The African Union Commission continues to discuss with the European Commission the repatriation of illicit money from the continent, an official said.
“There are illicit funds from Africa in European banks. We started discussions with the European Union some years ago to bring back these funds. We find it morally and economically good for the banks to send the funds back,” said the African Union Commission (AUC) chairperson, Dr Nkosazana Dlamini Zuma.
“We can use this money for implementations of Agenda 2063 and advance mother and children’s health in the continent and the like,” she said, Thursday evening at a brief press conference that followed the opening of the annual ‘College-to College Meeting of AUC and European Commission (EC)’.
Africa loses around $50 billion every year through illicit finance flow, which is almost double the Official Development Assistance (ODA) the continent receives, according to the 2015 UN report by a high-level panel on illicit cash transfers, chaired by former Nigerian President Olusegun Obasanjo.
The two sides also discussed various areas of cooperation, ranging from tackling migration to fighting terrorism, according to Ms Federica Mogherini, the Vice-President of the EC High Representative of the Union for Foreign Affairs and Security Policy.
“Investing in African security is like investing in security of the world… We have been engaged with 35 AU member states on different areas of cooperation with joint action plans. In addition, we are also already engaged bilaterally with 13 of these countries in different projects, including local community support and border management,” Ms Mogherini said.
“It is not a one size fits all approach.
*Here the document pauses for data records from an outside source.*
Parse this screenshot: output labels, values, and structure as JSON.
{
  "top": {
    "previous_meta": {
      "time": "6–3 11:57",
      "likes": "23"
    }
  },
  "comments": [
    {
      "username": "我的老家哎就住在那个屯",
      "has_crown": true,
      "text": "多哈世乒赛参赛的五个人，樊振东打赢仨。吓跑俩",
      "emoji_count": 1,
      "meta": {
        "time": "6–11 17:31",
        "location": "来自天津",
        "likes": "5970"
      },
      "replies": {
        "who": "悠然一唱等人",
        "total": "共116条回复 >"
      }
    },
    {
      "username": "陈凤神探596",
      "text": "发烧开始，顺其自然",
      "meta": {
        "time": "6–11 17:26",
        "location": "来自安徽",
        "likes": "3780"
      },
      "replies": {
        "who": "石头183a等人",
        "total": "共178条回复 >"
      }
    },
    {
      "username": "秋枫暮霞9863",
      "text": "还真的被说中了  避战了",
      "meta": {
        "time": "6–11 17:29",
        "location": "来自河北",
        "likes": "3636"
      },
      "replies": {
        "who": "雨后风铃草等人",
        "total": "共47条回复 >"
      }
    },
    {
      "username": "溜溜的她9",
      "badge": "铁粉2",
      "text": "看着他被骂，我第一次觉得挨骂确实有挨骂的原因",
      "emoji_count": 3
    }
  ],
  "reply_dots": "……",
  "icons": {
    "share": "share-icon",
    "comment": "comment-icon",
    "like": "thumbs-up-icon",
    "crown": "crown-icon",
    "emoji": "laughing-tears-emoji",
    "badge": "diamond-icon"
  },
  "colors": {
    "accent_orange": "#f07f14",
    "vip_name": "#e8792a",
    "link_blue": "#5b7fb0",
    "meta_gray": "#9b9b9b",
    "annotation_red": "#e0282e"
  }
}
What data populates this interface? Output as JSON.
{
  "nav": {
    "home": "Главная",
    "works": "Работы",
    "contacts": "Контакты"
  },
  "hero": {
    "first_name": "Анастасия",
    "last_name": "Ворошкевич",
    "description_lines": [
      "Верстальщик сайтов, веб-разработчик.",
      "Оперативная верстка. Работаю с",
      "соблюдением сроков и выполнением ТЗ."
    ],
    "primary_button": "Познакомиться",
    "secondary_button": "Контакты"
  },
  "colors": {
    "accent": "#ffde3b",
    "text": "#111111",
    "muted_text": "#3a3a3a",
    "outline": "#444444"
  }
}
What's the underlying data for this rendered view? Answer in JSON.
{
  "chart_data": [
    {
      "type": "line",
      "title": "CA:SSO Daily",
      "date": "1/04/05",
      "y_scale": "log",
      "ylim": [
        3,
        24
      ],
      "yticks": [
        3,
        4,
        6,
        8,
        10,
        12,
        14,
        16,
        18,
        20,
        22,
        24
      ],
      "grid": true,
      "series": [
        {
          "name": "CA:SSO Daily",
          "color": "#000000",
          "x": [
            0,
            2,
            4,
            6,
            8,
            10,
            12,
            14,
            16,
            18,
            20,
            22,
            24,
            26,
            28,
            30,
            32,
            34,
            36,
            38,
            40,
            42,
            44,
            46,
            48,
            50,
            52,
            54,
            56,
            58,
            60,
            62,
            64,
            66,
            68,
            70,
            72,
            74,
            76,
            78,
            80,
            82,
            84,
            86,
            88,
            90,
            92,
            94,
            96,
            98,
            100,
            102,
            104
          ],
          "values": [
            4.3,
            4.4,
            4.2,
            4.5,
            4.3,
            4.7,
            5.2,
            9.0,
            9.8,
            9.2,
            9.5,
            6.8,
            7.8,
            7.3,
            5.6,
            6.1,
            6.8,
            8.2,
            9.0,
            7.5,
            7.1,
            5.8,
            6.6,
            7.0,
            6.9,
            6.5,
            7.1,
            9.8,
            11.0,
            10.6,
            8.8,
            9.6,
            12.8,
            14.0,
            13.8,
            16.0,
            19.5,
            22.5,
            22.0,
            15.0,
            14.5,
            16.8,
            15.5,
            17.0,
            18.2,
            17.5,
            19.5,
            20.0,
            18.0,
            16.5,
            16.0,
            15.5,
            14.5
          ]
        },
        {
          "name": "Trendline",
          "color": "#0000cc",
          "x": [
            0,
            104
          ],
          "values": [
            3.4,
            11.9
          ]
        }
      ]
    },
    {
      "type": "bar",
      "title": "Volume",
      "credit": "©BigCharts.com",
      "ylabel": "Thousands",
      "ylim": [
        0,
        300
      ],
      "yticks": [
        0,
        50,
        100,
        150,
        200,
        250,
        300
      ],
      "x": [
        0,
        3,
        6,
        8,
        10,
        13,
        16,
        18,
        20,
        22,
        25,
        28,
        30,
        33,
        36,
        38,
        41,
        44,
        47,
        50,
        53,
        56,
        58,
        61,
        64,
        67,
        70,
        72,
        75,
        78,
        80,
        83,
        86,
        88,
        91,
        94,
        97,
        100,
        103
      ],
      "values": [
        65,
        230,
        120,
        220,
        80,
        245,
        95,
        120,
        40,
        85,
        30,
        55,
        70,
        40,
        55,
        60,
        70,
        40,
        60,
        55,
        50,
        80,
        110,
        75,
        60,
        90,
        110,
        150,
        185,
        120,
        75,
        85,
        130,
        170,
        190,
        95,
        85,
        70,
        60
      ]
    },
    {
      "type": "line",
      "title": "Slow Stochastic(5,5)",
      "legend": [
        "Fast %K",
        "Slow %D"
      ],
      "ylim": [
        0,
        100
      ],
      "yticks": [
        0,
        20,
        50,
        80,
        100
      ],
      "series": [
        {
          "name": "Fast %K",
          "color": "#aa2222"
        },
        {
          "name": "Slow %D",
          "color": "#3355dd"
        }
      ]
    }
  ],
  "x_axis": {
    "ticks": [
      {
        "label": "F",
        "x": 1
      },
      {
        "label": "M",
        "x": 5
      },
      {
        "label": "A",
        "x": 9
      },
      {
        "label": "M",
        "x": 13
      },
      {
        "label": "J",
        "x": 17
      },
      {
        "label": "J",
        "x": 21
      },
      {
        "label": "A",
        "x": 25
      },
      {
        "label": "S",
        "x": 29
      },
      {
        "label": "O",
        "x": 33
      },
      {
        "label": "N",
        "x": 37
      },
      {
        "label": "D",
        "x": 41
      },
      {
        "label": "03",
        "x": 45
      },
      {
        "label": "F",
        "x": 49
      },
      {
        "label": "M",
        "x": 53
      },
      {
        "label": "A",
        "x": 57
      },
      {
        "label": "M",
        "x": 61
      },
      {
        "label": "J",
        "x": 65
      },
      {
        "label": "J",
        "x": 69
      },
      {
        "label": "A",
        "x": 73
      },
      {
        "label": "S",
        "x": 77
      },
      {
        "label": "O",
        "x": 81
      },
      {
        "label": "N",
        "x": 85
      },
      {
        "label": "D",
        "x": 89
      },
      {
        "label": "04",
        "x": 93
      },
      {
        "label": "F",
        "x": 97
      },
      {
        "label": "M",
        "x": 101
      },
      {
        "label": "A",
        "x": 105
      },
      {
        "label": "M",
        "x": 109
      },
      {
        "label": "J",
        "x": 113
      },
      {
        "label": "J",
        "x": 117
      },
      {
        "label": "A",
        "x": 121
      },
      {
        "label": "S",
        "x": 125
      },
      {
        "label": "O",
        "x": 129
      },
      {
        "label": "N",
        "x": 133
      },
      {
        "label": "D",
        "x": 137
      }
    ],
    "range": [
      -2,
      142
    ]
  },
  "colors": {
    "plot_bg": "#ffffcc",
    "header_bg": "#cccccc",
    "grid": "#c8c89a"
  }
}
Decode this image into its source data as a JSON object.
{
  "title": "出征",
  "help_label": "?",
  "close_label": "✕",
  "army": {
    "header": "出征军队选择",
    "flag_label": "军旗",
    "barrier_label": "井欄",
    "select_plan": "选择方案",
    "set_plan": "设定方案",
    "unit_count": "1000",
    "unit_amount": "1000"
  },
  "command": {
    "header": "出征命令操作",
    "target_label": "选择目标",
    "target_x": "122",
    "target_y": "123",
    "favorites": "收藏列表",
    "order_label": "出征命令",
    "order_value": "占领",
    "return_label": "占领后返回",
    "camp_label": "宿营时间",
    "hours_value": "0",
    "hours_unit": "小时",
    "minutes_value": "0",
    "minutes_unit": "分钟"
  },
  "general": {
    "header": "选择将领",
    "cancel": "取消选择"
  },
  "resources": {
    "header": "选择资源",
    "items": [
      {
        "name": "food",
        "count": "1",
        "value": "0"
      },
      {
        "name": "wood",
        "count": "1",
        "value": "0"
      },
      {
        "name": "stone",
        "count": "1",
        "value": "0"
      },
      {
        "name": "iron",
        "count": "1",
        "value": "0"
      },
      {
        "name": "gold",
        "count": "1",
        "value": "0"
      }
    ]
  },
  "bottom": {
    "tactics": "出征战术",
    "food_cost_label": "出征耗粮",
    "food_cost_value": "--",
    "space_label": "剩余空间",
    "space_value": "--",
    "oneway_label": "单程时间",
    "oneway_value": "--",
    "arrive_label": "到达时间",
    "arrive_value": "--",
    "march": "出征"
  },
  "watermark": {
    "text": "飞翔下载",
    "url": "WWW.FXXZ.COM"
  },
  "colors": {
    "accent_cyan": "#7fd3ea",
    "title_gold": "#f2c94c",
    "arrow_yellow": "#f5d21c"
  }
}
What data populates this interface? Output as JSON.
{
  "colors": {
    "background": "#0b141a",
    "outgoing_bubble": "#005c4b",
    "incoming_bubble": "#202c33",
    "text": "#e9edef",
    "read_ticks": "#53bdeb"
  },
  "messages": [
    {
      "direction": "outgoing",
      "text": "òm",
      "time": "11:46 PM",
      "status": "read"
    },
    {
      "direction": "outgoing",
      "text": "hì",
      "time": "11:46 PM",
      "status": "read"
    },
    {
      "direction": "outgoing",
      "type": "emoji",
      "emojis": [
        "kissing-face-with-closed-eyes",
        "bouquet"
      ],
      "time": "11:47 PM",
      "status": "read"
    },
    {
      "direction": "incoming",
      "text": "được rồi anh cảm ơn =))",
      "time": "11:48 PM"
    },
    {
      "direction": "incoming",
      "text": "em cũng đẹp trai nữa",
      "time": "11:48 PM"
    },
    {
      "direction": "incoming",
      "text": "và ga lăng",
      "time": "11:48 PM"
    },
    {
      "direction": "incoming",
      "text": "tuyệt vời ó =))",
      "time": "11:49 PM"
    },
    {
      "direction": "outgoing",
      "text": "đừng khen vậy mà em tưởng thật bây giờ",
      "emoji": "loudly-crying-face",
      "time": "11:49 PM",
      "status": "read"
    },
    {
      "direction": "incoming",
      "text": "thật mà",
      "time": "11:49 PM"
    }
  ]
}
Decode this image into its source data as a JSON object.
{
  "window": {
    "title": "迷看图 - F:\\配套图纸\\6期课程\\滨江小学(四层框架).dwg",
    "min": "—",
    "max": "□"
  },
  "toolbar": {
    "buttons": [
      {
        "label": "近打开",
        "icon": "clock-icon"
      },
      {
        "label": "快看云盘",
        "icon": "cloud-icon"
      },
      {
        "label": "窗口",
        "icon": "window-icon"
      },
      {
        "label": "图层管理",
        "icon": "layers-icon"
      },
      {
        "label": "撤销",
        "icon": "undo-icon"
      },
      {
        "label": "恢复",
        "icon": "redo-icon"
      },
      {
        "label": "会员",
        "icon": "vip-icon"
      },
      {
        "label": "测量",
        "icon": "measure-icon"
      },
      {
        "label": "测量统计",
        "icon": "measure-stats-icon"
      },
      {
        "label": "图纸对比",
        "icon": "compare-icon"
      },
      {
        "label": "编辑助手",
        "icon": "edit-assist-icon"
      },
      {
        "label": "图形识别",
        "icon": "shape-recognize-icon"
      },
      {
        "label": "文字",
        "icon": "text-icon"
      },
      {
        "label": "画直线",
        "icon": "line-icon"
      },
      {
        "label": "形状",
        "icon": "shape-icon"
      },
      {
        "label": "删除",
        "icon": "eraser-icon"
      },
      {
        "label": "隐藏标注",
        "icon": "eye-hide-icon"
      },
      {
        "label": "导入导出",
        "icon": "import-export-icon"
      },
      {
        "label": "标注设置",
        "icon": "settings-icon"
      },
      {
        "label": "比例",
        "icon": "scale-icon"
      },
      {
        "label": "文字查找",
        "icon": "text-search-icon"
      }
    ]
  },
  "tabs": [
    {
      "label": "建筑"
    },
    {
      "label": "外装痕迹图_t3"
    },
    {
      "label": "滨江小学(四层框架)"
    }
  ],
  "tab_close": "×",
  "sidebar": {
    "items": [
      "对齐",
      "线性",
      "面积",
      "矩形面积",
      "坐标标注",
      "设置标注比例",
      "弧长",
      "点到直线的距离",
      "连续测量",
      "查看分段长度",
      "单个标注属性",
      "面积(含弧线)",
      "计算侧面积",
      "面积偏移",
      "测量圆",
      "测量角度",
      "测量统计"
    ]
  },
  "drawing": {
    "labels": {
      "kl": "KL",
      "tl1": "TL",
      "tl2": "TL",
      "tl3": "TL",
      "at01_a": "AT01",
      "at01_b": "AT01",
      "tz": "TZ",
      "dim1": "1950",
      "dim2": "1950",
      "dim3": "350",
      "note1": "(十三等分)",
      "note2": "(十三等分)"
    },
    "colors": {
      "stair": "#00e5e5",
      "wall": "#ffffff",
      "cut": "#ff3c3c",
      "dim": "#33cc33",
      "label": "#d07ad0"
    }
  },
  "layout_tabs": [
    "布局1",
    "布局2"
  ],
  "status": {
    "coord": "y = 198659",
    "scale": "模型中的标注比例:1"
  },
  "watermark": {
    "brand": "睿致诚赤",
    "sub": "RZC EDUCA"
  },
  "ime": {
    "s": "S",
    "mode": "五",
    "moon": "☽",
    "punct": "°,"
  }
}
With EU trust Fund for Africa, we are financing various projects in the Horn of Africa, Sahel and Lake Chad regions,” she said, stating that EU had already allocated 715 million Euros for such projects.
The discussions were centred around the priority areas of the 2014 - 2017 Roadmap adopted at the Africa-EU Summit in Brussels, Belgium in 2014. They include peace and security, human development, global and emerging issues as well as democracy.